+++ Exercise data +++

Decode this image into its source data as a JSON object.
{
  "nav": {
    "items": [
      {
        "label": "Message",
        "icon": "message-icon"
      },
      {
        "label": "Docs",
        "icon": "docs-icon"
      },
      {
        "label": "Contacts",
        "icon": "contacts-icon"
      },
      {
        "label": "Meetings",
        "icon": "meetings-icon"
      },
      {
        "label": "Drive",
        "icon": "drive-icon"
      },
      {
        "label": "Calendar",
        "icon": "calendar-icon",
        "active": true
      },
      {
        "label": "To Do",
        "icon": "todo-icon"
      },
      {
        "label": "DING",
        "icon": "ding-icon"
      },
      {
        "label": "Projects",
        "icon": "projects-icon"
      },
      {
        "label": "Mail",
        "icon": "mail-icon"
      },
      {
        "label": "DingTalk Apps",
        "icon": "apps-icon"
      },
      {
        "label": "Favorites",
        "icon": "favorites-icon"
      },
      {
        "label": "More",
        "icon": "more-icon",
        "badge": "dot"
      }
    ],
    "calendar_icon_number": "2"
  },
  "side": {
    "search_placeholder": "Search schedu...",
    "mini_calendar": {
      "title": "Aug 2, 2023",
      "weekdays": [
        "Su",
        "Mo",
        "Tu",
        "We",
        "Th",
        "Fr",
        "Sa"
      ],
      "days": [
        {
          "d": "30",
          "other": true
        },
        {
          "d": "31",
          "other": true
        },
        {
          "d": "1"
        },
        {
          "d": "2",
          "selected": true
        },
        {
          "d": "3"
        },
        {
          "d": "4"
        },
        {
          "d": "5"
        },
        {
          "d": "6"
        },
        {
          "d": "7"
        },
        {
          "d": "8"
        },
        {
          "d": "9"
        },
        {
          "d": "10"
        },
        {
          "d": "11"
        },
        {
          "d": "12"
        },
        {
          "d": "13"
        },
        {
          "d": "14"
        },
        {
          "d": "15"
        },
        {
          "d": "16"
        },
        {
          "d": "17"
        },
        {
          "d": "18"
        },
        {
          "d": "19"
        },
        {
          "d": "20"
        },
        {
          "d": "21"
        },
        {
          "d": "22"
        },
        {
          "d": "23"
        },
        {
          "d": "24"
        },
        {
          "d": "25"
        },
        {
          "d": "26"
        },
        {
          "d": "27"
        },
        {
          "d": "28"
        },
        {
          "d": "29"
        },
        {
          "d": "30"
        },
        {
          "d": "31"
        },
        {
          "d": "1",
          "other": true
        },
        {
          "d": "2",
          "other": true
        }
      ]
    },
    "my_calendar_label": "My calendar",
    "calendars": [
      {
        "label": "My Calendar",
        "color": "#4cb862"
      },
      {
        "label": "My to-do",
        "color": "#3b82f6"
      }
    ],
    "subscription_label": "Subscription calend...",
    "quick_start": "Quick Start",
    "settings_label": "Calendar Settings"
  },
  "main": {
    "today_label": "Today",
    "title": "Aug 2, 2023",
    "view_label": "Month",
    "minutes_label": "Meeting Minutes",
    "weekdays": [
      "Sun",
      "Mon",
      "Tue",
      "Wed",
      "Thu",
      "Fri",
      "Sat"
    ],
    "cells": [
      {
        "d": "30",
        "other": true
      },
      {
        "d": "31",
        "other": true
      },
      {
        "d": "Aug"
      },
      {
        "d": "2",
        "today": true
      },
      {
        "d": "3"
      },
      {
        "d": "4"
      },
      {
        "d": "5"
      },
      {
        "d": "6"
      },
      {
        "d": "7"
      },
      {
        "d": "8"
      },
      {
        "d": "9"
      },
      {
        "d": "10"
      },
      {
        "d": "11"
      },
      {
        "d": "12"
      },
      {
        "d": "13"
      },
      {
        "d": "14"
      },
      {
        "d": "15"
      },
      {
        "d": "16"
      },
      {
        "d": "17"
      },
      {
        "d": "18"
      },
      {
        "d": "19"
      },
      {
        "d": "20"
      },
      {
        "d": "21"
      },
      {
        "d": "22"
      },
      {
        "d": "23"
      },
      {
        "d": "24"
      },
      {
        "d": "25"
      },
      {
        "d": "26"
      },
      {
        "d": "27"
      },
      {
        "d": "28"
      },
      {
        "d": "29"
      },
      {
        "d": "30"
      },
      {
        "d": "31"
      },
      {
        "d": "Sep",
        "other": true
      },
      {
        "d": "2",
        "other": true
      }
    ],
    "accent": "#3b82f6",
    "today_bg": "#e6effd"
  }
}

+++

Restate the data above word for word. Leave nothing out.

Decode this image into its source data as a JSON object.
{
  "nav": {
    "items": [
      {
        "label": "Message",
        "icon": "message-icon"
      },
      {
        "label": "Docs",
        "icon": "docs-icon"
      },
      {
        "label": "Contacts",
        "icon": "contacts-icon"
      },
      {
        "label": "Meetings",
        "icon": "meetings-icon"
      },
      {
        "label": "Drive",
        "icon": "drive-icon"
      },
      {
        "label": "Calendar",
        "icon": "calendar-icon",
        "active": true
      },
      {
        "label": "To Do",
        "icon": "todo-icon"
      },
      {
        "label": "DING",
        "icon": "ding-icon"
      },
      {
        "label": "Projects",
        "icon": "projects-icon"
      },
      {
        "label": "Mail",
        "icon": "mail-icon"
      },
      {
        "label": "DingTalk Apps",
        "icon": "apps-icon"
      },
      {
        "label": "Favorites",
        "icon": "favorites-icon"
      },
      {
        "label": "More",
        "icon": "more-icon",
        "badge": "dot"
      }
    ],
    "calendar_icon_number": "2"
  },
  "side": {
    "search_placeholder": "Search schedu...",
    "mini_calendar": {
      "title": "Aug 2, 2023",
      "weekdays": [
        "Su",
        "Mo",
        "Tu",
        "We",
        "Th",
        "Fr",
        "Sa"
      ],
      "days": [
        {
          "d": "30",
          "other": true
        },
        {
          "d": "31",
          "other": true
        },
        {
          "d": "1"
        },
        {
          "d": "2",
          "selected": true
        },
        {
          "d": "3"
        },
        {
          "d": "4"
        },
        {
          "d": "5"
        },
        {
          "d": "6"
        },
        {
          "d": "7"
        },
        {
          "d": "8"
        },
        {
          "d": "9"
        },
        {
          "d": "10"
        },
        {
          "d": "11"
        },
        {
          "d": "12"
        },
        {
          "d": "13"
        },
        {
          "d": "14"
        },
        {
          "d": "15"
        },
        {
          "d": "16"
        },
        {
          "d": "17"
        },
        {
          "d": "18"
        },
        {
          "d": "19"
        },
        {
          "d": "20"
        },
        {
          "d": "21"
        },
        {
          "d": "22"
        },
        {
          "d": "23"
        },
        {
          "d": "24"
        },
        {
          "d": "25"
        },
        {
          "d": "26"
        },
        {
          "d": "27"
        },
        {
          "d": "28"
        },
        {
          "d": "29"
        },
        {
          "d": "30"
        },
        {
          "d": "31"
        },
        {
          "d": "1",
          "other": true
        },
        {
          "d": "2",
          "other": true
        }
      ]
    },
    "my_calendar_label": "My calendar",
    "calendars": [
      {
        "label": "My Calendar",
        "color": "#4cb862"
      },
      {
        "label": "My to-do",
        "color": "#3b82f6"
      }
    ],
    "subscription_label": "Subscription calend...",
    "quick_start": "Quick Start",
    "settings_label": "Calendar Settings"
  },
  "main": {
    "today_label": "Today",
    "title": "Aug 2, 2023",
    "view_label": "Month",
    "minutes_label": "Meeting Minutes",
    "weekdays": [
      "Sun",
      "Mon",
      "Tue",
      "Wed",
      "Thu",
      "Fri",
      "Sat"
    ],
    "cells": [
      {
        "d": "30",
        "other": true
      },
      {
        "d": "31",
        "other": true
      },
      {
        "d": "Aug"
      },
      {
        "d": "2",
        "today": true
      },
      {
        "d": "3"
      },
      {
        "d": "4"
      },
      {
        "d": "5"
      },
      {
        "d": "6"
      },
      {
        "d": "7"
      },
      {
        "d": "8"
      },
      {
        "d": "9"
      },
      {
        "d": "10"
      },
      {
        "d": "11"
      },
      {
        "d": "12"
      },
      {
        "d": "13"
      },
      {
        "d": "14"
      },
      {
        "d": "15"
      },
      {
        "d": "16"
      },
      {
        "d": "17"
      },
      {
        "d": "18"
      },
      {
        "d": "19"
      },
      {
        "d": "20"
      },
      {
        "d": "21"
      },
      {
        "d": "22"
      },
      {
        "d": "23"
      },
      {
        "d": "24"
      },
      {
        "d": "25"
      },
      {
        "d": "26"
      },
      {
        "d": "27"
      },
      {
        "d": "28"
      },
      {
        "d": "29"
      },
      {
        "d": "30"
      },
      {
        "d": "31"
      },
      {
        "d": "Sep",
        "other": true
      },
      {
        "d": "2",
        "other": true
      }
    ],
    "accent": "#3b82f6",
    "today_bg": "#e6effd"
  }
}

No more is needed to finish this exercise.